apparently found only in algae of this division is the haptonema, typically a long thin organelle reminiscent of a flagellum but with a different ultrastructure. The chloroplast contains only chlorophylls a, c1, and c2. The golden yellow brown appearance of the chloroplast is due to accessory
pigments such as fucoxanthin, β-carotene, and other xanthins. Each chloroplast is enclosed within a fold of endoplasmic reticulum, which is continuous with the nuclear envelope. Thylakoids
are stacked in threes, and there are no girdle lamellae. The nucleic DNA is scattered throughout the

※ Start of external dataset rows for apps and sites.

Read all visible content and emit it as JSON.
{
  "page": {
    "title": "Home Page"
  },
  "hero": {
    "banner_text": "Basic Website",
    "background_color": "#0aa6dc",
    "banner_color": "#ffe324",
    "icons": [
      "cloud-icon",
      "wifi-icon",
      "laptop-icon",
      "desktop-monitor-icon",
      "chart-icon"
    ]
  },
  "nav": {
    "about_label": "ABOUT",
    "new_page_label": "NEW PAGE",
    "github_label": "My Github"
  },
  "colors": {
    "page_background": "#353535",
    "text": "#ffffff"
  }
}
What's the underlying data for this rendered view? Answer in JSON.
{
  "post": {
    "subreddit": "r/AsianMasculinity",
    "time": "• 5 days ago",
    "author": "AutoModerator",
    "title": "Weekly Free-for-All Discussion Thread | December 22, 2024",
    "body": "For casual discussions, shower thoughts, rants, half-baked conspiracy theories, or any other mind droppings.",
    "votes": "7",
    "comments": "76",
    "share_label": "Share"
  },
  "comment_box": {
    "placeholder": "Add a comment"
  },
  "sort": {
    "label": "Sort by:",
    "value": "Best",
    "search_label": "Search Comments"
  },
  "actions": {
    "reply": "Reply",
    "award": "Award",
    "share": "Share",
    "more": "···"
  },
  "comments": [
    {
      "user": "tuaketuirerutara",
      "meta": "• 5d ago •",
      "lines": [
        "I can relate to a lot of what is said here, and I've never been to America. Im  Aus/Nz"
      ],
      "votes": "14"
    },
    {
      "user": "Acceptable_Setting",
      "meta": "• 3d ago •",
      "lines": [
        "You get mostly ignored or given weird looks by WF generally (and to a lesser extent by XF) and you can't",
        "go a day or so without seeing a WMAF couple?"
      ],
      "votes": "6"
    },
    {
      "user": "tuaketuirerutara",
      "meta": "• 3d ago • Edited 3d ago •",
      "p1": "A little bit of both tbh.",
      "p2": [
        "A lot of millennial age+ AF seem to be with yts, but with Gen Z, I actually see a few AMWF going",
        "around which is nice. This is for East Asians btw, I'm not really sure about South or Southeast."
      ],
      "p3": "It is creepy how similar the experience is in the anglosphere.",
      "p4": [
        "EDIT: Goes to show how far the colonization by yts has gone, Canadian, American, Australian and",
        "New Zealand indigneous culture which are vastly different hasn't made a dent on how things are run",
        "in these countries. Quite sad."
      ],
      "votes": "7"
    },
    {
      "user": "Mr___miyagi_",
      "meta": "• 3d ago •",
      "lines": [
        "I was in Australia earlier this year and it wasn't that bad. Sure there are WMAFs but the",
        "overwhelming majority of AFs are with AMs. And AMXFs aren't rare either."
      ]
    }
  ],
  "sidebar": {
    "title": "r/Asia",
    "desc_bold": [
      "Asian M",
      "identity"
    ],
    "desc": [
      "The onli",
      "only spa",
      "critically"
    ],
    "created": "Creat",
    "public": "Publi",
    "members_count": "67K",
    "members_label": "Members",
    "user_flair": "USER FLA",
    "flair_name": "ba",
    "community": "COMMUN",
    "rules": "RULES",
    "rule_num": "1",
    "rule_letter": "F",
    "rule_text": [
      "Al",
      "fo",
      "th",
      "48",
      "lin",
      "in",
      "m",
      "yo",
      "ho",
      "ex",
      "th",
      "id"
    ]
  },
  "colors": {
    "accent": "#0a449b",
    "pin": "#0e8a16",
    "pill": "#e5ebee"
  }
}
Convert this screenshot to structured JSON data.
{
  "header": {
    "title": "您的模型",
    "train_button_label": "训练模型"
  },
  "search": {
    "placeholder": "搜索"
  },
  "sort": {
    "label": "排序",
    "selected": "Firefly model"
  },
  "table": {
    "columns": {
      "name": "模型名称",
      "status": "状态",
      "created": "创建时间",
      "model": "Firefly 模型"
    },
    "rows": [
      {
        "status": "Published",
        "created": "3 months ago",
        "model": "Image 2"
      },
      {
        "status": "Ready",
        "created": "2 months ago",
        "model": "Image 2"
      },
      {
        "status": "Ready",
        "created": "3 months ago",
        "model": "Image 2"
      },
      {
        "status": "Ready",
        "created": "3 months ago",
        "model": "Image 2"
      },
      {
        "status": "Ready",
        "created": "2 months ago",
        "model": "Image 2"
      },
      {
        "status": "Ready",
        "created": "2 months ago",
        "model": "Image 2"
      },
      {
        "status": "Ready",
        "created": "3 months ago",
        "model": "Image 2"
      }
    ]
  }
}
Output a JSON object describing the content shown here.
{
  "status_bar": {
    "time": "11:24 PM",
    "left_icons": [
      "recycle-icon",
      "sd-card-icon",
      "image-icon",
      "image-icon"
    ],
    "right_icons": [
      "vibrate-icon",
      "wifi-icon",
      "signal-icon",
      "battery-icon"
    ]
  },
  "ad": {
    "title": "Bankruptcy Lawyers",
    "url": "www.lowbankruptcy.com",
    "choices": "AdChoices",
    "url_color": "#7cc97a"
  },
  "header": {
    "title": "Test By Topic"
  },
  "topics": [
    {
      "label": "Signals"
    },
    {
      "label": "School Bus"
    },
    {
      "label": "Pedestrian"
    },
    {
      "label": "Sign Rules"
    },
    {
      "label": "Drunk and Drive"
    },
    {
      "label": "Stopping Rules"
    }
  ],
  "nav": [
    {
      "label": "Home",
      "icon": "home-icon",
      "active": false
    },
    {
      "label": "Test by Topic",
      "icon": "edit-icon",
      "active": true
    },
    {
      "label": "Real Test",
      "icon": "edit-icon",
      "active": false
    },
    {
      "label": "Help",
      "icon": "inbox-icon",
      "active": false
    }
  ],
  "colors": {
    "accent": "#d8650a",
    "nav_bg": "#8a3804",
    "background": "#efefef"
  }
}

chloroplast as numerous nucleoids. When present as in Pavlova, the eyespot consists in a row of
spherical globules inside the chloroplast; no associated flagellar swelling is present. The most
important storage product is the polysaccharide chrysolaminarine. The cell surface is typically
covered with tiny cellulosic scales or calcified scales bearing spoke-like fibrils radially arranged.
Most haptophytes are photosynthetic, but heterotrophic nutrition is also possible. Phagotropy is
present in the forms that lack a cell covering. A heteromorphic diplohaplontic life cycle has
been reported, in which a diploid planktonic flagellate stage alternates with a haploid benthic
FIGURE 1.35 Unicell of Helicosphaera carteri.